“Have you ever heard the wonderful silence just before the dawn? Or the quiet and calm just as a storm ends? Or perhaps you know the silence when you haven't the answer to a question you've been asked, or the hush of a country road at night, or the expectant pause of a room full of people when someone is just about to speak, or, most beautiful of all, the moment after the door closes and you're alone in the whole house? Each one is different, you know, and all very beautiful if you listen carefully.”
Stay tuned next week for a look ahead at 2018 and my reading goals for the upcoming year. And reviews for all the books above (excluding the children’s books I didn’t like) are forthcoming as well.

Keep reading! Beth

Tuesday, December 12, 2017

Summerlong by Peter S. Beagle

Summerlong (2016) by Peter S. Beagle is an interesting book that doesn't fit squarely into any one genre. It has a little bit of mystery, a little suspense, some touches of magic and the supernatural, and lots of personality and relationship drama, both family and romantic.

Wednesday, July 5, 2017

Logicomix: An Epic Search for Truth by Apostolos Doxiadis
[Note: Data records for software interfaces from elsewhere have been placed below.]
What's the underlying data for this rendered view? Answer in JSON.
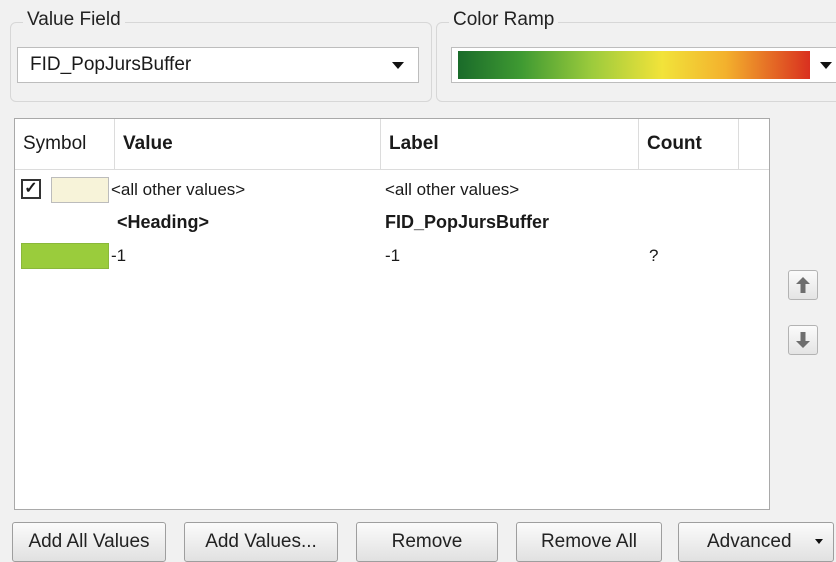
{
  "value_field": {
    "legend": "Value Field",
    "selected": "FID_PopJursBuffer"
  },
  "color_ramp": {
    "legend": "Color Ramp"
  },
  "table": {
    "columns": [
      "Symbol",
      "Value",
      "Label",
      "Count"
    ],
    "rows": [
      {
        "checked": true,
        "value": "<all other values>",
        "label": "<all other values>",
        "count": "",
        "swatch_color": "#f7f3d9"
      },
      {
        "value": "<Heading>",
        "label": "FID_PopJursBuffer",
        "count": ""
      },
      {
        "value": "-1",
        "label": "-1",
        "count": "?",
        "swatch_color": "#9acc3c"
      }
    ]
  },
  "buttons": {
    "add_all_values": "Add All Values",
    "add_values": "Add Values...",
    "remove": "Remove",
    "remove_all": "Remove All",
    "advanced": "Advanced"
  },
  "icons": [
    "move-up-icon",
    "move-down-icon",
    "dropdown-arrow-icon",
    "check-icon"
  ]
}
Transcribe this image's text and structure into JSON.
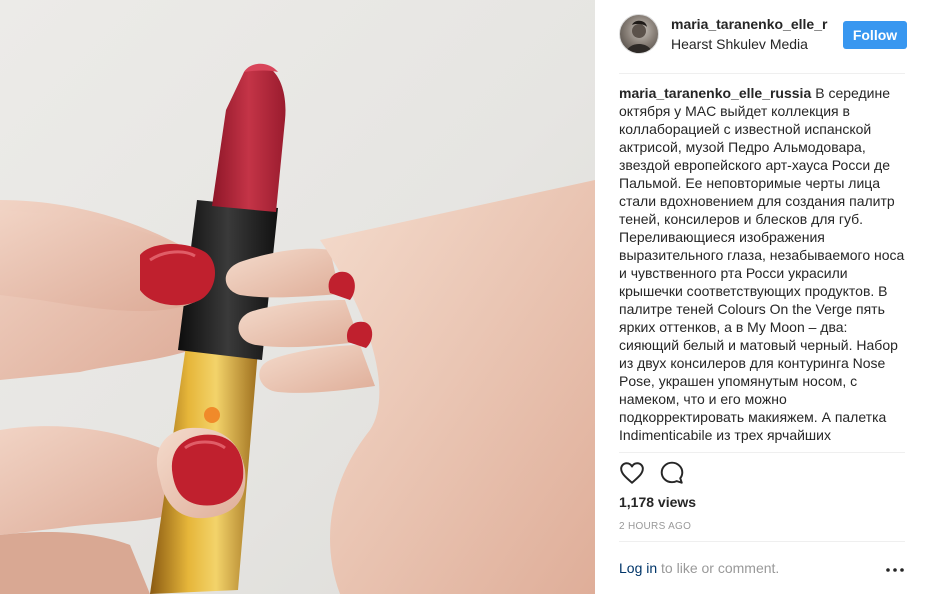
{
  "post": {
    "media_description_icon": "lipstick-video",
    "header": {
      "username": "maria_taranenko_elle_r",
      "location": "Hearst Shkulev Media",
      "follow_label": "Follow"
    },
    "caption": {
      "author": "maria_taranenko_elle_russia",
      "text": "В середине октября у MAC выйдет коллекция в коллаборацией с известной испанской актрисой, музой Педро Альмодовара, звездой европейского арт-хауса Росси де Пальмой. Ее неповторимые черты лица стали вдохновением для создания палитр теней, консилеров и блесков для губ. Переливающиеся изображения выразительного глаза, незабываемого носа и чувственного рта Росси украсили крышечки соответствующих продуктов. В палитре теней Colours On the Verge пять ярких оттенков, а в My Moon – два: сияющий белый и матовый черный. Набор из двух консилеров для контуринга Nose Pose, украшен упомянутым носом, с намеком, что и его можно подкорректировать макияжем. А палетка Indimenticabile из трех ярчайших"
    },
    "stats": {
      "views": "1,178 views",
      "timestamp": "2 HOURS AGO"
    },
    "footer": {
      "login_label": "Log in",
      "login_suffix": " to like or comment."
    },
    "icons": {
      "like": "heart-icon",
      "comment": "comment-icon",
      "more": "more-options-icon"
    },
    "colors": {
      "accent": "#3897f0",
      "lipstick": "#b8283c",
      "nail_polish": "#c0202e",
      "muted_text": "#999999"
    }
  }
}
Logicomix: An Epic Search for Truth (2009) by Apostolos Doxiadis and Christos Papadimitriou and artwork by Alecos Papadatos and Annie Di Donna is a biography in graphic novel form with a unique twist: the authors and artists are characters in the book themselves, and provide narration and running commentary throughout the story. Through them, we learn about the life and work of English philosopher and mathematician Bertrand Russell.